• **Work instruction**:
What must be returned is the number of lines in the records holding the word "beta", with no other text.

• **Supplied data**:

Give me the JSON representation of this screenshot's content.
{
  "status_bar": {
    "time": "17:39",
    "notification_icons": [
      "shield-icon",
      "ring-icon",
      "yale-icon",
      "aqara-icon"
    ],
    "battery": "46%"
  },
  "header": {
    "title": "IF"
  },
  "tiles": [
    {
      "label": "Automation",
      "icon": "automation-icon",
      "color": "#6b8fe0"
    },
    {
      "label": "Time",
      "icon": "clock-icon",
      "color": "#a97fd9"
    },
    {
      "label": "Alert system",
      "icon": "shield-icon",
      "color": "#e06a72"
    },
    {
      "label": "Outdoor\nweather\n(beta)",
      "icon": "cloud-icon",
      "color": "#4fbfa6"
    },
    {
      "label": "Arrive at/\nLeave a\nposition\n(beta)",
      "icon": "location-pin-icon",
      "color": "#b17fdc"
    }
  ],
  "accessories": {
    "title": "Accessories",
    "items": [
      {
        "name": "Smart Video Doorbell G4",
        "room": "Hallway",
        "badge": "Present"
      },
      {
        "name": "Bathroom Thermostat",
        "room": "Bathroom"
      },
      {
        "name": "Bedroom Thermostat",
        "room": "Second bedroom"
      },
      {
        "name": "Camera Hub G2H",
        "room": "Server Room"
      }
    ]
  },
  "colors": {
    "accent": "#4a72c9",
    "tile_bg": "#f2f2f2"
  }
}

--

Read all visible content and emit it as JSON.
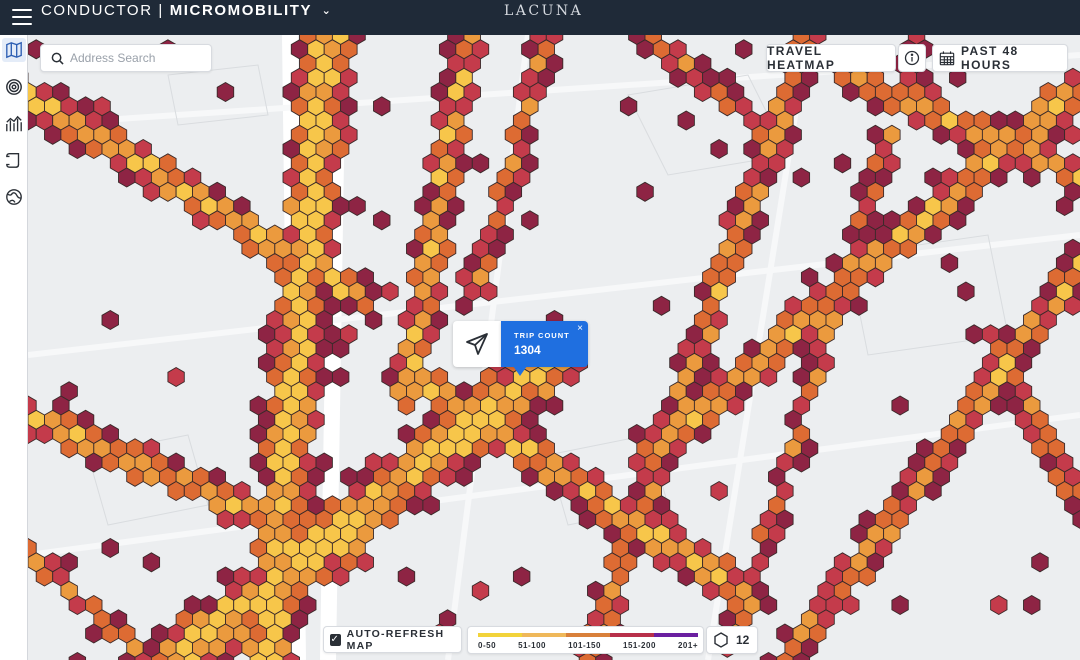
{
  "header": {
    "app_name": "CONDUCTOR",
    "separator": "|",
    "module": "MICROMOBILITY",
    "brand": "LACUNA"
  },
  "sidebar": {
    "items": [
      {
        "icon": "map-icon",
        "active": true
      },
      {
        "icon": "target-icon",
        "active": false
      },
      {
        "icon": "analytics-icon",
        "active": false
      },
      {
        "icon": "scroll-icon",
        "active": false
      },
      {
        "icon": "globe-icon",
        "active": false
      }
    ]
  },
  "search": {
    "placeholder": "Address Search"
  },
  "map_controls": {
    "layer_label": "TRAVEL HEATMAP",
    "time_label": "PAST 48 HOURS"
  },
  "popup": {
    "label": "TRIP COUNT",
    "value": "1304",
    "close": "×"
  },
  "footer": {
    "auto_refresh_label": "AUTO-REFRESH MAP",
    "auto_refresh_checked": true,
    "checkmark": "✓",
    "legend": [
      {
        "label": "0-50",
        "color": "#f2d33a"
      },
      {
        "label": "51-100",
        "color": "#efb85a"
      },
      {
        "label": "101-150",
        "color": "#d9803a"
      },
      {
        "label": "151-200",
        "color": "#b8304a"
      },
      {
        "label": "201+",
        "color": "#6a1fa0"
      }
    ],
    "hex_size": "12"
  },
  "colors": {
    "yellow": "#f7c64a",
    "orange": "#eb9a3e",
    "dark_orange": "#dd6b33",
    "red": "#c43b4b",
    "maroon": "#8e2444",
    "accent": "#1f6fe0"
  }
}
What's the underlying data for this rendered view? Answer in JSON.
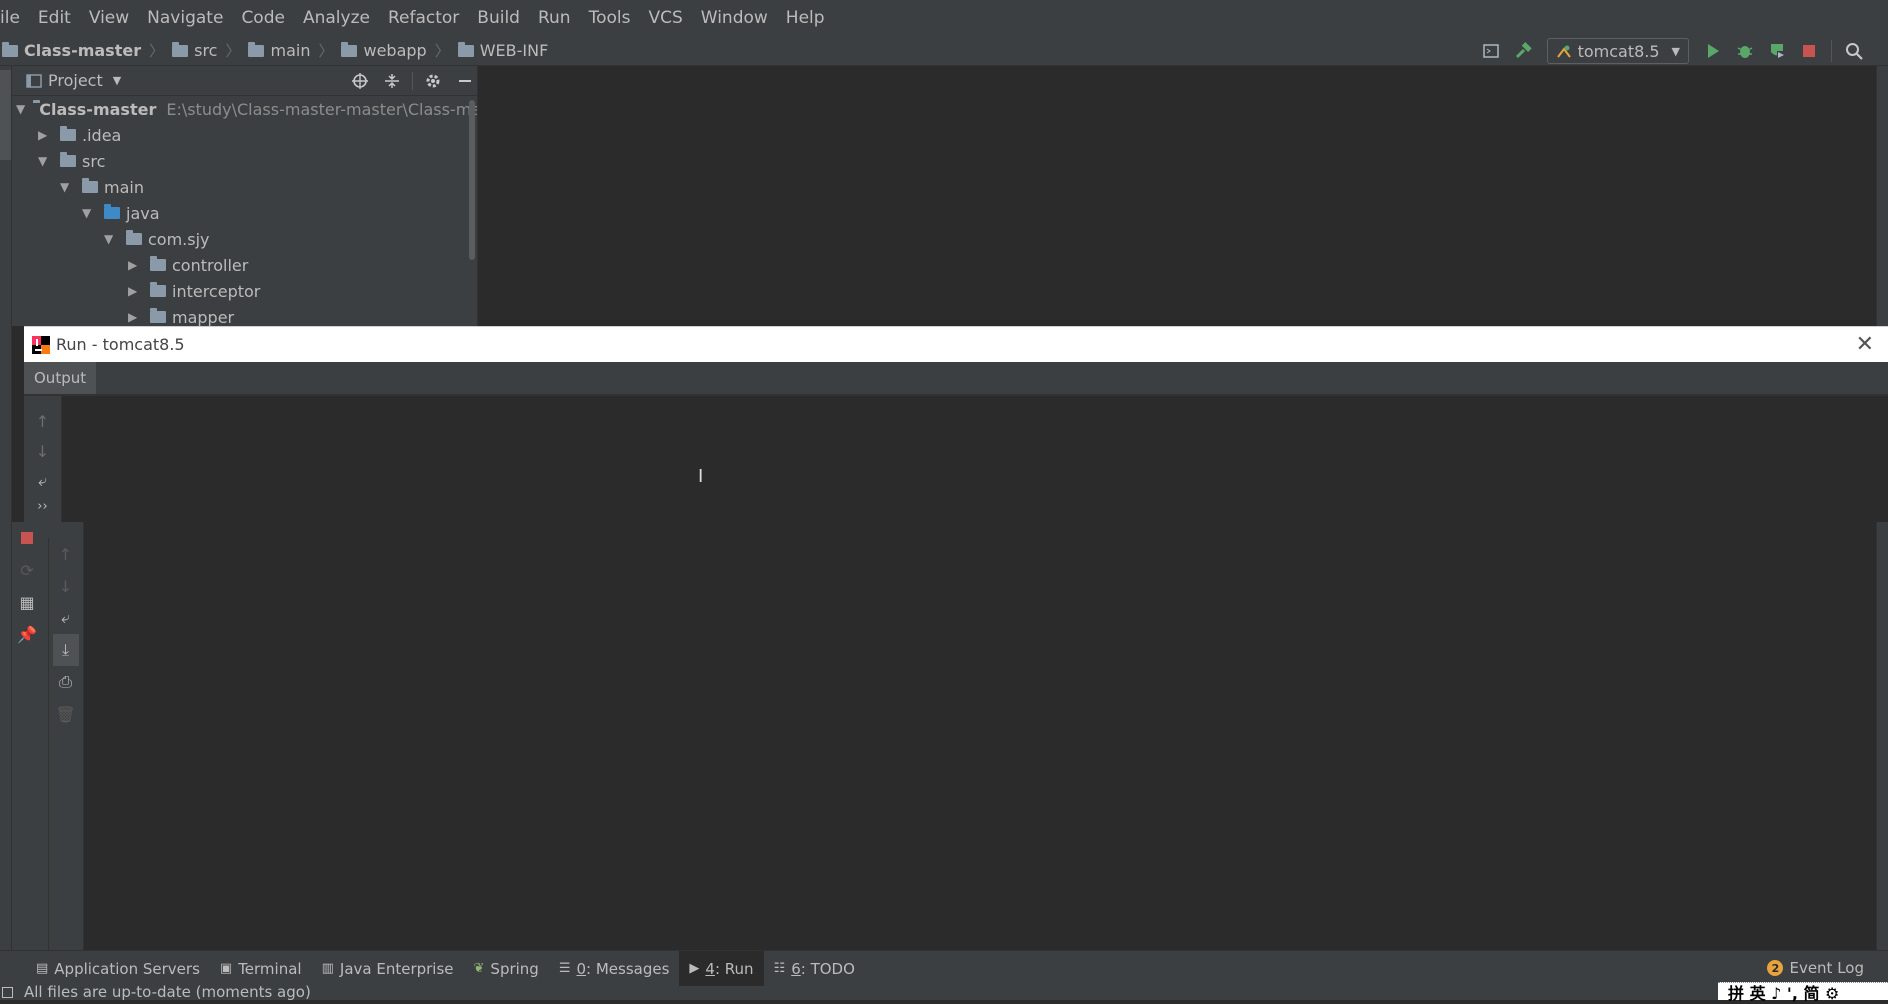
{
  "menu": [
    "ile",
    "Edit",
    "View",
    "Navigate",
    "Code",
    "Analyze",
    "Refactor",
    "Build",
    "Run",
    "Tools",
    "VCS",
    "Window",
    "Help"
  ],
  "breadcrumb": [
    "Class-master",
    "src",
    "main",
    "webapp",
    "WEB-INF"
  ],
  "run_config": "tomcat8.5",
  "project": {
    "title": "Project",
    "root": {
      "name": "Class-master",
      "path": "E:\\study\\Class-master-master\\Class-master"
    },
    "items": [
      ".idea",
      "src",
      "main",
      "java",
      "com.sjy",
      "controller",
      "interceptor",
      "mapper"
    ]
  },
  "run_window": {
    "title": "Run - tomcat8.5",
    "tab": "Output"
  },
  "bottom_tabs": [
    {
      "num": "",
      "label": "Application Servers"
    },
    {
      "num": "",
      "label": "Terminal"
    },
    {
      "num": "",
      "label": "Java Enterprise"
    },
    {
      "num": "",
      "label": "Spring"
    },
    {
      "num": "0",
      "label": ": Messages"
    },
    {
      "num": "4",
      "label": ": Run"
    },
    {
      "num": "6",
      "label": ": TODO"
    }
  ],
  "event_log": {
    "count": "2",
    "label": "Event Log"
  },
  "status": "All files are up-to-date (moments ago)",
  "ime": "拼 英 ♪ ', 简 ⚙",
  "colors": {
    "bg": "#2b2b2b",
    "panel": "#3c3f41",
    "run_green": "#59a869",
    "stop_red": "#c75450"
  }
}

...

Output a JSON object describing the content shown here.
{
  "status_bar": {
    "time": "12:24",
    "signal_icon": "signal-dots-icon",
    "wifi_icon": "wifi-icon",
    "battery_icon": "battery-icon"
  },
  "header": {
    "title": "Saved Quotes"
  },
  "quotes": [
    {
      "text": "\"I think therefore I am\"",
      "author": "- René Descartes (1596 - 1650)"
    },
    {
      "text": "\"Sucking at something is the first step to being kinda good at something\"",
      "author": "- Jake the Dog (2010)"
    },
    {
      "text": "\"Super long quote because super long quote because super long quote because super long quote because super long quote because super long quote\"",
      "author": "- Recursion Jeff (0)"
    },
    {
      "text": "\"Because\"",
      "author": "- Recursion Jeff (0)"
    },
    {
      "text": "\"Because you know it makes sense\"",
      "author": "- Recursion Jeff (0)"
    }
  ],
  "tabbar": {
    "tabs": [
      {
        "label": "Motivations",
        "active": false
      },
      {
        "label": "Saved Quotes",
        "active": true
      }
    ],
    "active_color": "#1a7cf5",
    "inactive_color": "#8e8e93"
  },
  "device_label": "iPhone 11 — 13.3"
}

• **Answer space**:
2